Instructions to follow:
Reproduce the records that follow exactly as they are written.

Extracted entries:
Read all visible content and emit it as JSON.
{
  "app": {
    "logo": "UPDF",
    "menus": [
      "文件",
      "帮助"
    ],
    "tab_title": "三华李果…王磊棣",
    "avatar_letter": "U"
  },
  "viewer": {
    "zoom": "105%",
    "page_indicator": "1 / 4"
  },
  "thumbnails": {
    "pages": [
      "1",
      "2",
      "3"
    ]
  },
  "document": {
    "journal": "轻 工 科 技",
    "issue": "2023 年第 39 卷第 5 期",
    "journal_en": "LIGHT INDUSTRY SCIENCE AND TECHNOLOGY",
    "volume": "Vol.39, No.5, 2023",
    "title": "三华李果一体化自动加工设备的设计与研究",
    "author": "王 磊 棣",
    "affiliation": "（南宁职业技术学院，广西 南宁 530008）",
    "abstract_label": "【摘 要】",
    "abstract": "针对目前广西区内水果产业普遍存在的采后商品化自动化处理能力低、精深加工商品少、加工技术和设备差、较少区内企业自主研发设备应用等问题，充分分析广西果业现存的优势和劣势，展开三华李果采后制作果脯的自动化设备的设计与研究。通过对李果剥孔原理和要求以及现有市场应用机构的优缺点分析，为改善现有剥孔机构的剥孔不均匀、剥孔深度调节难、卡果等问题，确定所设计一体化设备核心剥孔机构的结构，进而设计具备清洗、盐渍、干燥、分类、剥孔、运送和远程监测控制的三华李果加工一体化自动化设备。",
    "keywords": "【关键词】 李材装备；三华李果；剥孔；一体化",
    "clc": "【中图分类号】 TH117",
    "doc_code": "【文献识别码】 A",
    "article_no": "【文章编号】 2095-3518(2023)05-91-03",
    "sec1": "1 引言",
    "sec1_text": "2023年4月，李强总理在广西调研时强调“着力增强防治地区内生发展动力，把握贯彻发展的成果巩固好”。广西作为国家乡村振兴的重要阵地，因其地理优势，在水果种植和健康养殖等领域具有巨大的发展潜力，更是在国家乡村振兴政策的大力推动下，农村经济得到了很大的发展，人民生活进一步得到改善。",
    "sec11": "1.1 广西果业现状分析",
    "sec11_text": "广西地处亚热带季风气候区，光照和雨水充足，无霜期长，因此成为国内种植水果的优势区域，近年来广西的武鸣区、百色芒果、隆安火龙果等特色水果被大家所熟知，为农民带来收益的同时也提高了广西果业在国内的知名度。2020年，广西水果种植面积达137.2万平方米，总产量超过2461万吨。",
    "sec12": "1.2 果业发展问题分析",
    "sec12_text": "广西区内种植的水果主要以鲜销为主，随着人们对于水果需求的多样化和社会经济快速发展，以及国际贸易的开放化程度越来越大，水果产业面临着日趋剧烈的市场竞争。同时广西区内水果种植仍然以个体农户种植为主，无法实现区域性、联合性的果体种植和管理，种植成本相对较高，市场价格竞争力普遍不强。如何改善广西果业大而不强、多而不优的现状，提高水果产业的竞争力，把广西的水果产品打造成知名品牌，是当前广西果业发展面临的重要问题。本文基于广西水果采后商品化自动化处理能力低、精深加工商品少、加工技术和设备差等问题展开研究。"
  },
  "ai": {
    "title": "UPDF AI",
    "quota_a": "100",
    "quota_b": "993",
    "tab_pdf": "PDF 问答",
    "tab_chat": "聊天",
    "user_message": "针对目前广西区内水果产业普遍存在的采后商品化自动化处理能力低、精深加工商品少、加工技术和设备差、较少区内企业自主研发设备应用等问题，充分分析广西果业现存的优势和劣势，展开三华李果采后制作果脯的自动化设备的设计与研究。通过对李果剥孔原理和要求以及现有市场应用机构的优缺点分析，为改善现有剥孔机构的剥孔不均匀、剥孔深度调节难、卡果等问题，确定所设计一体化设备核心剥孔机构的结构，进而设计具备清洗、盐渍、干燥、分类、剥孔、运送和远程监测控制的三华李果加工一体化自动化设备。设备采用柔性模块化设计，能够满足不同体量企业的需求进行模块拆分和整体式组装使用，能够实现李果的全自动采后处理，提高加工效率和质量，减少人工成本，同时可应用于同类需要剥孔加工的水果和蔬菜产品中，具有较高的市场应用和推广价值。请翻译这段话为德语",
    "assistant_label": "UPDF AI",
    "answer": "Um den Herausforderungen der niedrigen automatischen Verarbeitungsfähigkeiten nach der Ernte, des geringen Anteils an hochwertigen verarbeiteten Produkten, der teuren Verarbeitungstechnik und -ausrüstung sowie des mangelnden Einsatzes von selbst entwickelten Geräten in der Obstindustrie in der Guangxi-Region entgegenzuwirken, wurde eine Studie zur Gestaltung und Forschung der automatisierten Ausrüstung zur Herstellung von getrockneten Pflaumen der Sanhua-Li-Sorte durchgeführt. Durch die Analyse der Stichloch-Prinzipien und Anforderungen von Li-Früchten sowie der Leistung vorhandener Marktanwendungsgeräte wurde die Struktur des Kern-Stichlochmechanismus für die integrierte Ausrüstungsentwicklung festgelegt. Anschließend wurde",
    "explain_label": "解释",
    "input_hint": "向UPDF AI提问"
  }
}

Solution to the problem:
Read all visible content and emit it as JSON.
{
  "app": {
    "logo": "UPDF",
    "menus": [
      "文件",
      "帮助"
    ],
    "tab_title": "三华李果…王磊棣",
    "avatar_letter": "U"
  },
  "viewer": {
    "zoom": "105%",
    "page_indicator": "1 / 4"
  },
  "thumbnails": {
    "pages": [
      "1",
      "2",
      "3"
    ]
  },
  "document": {
    "journal": "轻 工 科 技",
    "issue": "2023 年第 39 卷第 5 期",
    "journal_en": "LIGHT INDUSTRY SCIENCE AND TECHNOLOGY",
    "volume": "Vol.39, No.5, 2023",
    "title": "三华李果一体化自动加工设备的设计与研究",
    "author": "王 磊 棣",
    "affiliation": "（南宁职业技术学院，广西 南宁 530008）",
    "abstract_label": "【摘 要】",
    "abstract": "针对目前广西区内水果产业普遍存在的采后商品化自动化处理能力低、精深加工商品少、加工技术和设备差、较少区内企业自主研发设备应用等问题，充分分析广西果业现存的优势和劣势，展开三华李果采后制作果脯的自动化设备的设计与研究。通过对李果剥孔原理和要求以及现有市场应用机构的优缺点分析，为改善现有剥孔机构的剥孔不均匀、剥孔深度调节难、卡果等问题，确定所设计一体化设备核心剥孔机构的结构，进而设计具备清洗、盐渍、干燥、分类、剥孔、运送和远程监测控制的三华李果加工一体化自动化设备。",
    "keywords": "【关键词】 李材装备；三华李果；剥孔；一体化",
    "clc": "【中图分类号】 TH117",
    "doc_code": "【文献识别码】 A",
    "article_no": "【文章编号】 2095-3518(2023)05-91-03",
    "sec1": "1 引言",
    "sec1_text": "2023年4月，李强总理在广西调研时强调“着力增强防治地区内生发展动力，把握贯彻发展的成果巩固好”。广西作为国家乡村振兴的重要阵地，因其地理优势，在水果种植和健康养殖等领域具有巨大的发展潜力，更是在国家乡村振兴政策的大力推动下，农村经济得到了很大的发展，人民生活进一步得到改善。",
    "sec11": "1.1 广西果业现状分析",
    "sec11_text": "广西地处亚热带季风气候区，光照和雨水充足，无霜期长，因此成为国内种植水果的优势区域，近年来广西的武鸣区、百色芒果、隆安火龙果等特色水果被大家所熟知，为农民带来收益的同时也提高了广西果业在国内的知名度。2020年，广西水果种植面积达137.2万平方米，总产量超过2461万吨。",
    "sec12": "1.2 果业发展问题分析",
    "sec12_text": "广西区内种植的水果主要以鲜销为主，随着人们对于水果需求的多样化和社会经济快速发展，以及国际贸易的开放化程度越来越大，水果产业面临着日趋剧烈的市场竞争。同时广西区内水果种植仍然以个体农户种植为主，无法实现区域性、联合性的果体种植和管理，种植成本相对较高，市场价格竞争力普遍不强。如何改善广西果业大而不强、多而不优的现状，提高水果产业的竞争力，把广西的水果产品打造成知名品牌，是当前广西果业发展面临的重要问题。本文基于广西水果采后商品化自动化处理能力低、精深加工商品少、加工技术和设备差等问题展开研究。"
  },
  "ai": {
    "title": "UPDF AI",
    "quota_a": "100",
    "quota_b": "993",
    "tab_pdf": "PDF 问答",
    "tab_chat": "聊天",
    "user_message": "针对目前广西区内水果产业普遍存在的采后商品化自动化处理能力低、精深加工商品少、加工技术和设备差、较少区内企业自主研发设备应用等问题，充分分析广西果业现存的优势和劣势，展开三华李果采后制作果脯的自动化设备的设计与研究。通过对李果剥孔原理和要求以及现有市场应用机构的优缺点分析，为改善现有剥孔机构的剥孔不均匀、剥孔深度调节难、卡果等问题，确定所设计一体化设备核心剥孔机构的结构，进而设计具备清洗、盐渍、干燥、分类、剥孔、运送和远程监测控制的三华李果加工一体化自动化设备。设备采用柔性模块化设计，能够满足不同体量企业的需求进行模块拆分和整体式组装使用，能够实现李果的全自动采后处理，提高加工效率和质量，减少人工成本，同时可应用于同类需要剥孔加工的水果和蔬菜产品中，具有较高的市场应用和推广价值。请翻译这段话为德语",
    "assistant_label": "UPDF AI",
    "answer": "Um den Herausforderungen der niedrigen automatischen Verarbeitungsfähigkeiten nach der Ernte, des geringen Anteils an hochwertigen verarbeiteten Produkten, der teuren Verarbeitungstechnik und -ausrüstung sowie des mangelnden Einsatzes von selbst entwickelten Geräten in der Obstindustrie in der Guangxi-Region entgegenzuwirken, wurde eine Studie zur Gestaltung und Forschung der automatisierten Ausrüstung zur Herstellung von getrockneten Pflaumen der Sanhua-Li-Sorte durchgeführt. Durch die Analyse der Stichloch-Prinzipien und Anforderungen von Li-Früchten sowie der Leistung vorhandener Marktanwendungsgeräte wurde die Struktur des Kern-Stichlochmechanismus für die integrierte Ausrüstungsentwicklung festgelegt. Anschließend wurde",
    "explain_label": "解释",
    "input_hint": "向UPDF AI提问"
  }
}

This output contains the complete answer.